Skills Training Gap Among Employees Revealed

SteveH May 19, 2015 4Job Market

With the recent announcement of President Obama’s new TechHire program, on-the-job skills training is under the microscope. In fact, Glassdoor’s Q1 2015 Employment Confidence Survey¹ explores employee sentiment around skills training and found that socioeconomic status, such as income, gender and education, impacts employees’2 and job seekers’ access to on-the-job training, contributing to a skills gap in America.

In addition, the quarterly Glassdoor survey explores four key employment confidence indicators: salary expectations, job market optimism, company outlook and job security. Plus, this quarter’s survey not only reveals employee sentiment around on-the-job training, but it also uncovers the types of training received.

Skills Training Gap Exists Between Socioeconomic Groups

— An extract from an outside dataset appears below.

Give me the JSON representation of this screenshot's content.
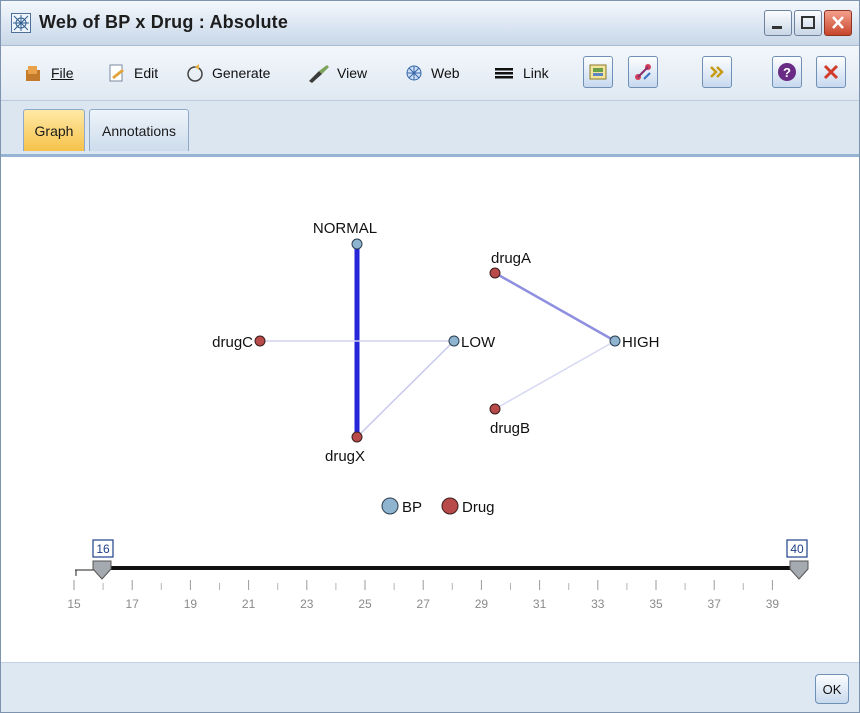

When it comes to income, education and gender, there are significant differences between the amount of access these socioeconomic groups have to on-the-job skills training from their employers. Nearly 3 in 4 (73%) employees earning higher household incomes ($100,000+) report receiving on-the-job training in the past 12 months, more than employees whose household incomes are less: $75,000-99,999 (57 percent), $50,000-74,999 (58 percent), less than $50,000 (57 percent). In addition, employees who have received more education also report receiving more on-the-job training, as 70% of employees with college degrees report receiving on-the-job training in the past 12 months, compared to 56% of employees with some college education and 58% of employees with or without a high school diploma. Further, more men (66%) than women (57%) have received skills training in the past year.

“As the national conversation heats up around the need for greater skills training opportunities, the Glassdoor survey underscores the importance of making sure skills training is available equally to all socioeconomic groups in the country,” said Rusty Rueff, Glassdoor career and workplace expert. “Job market confidence in the U.S. is high, and in order for us to grow and harness the favorable economy, we must make sure our workforce has the information and access to training needed to advance their careers, companies and industries.”

Leave a Reply

Your email address will not be published. Required fields are marked *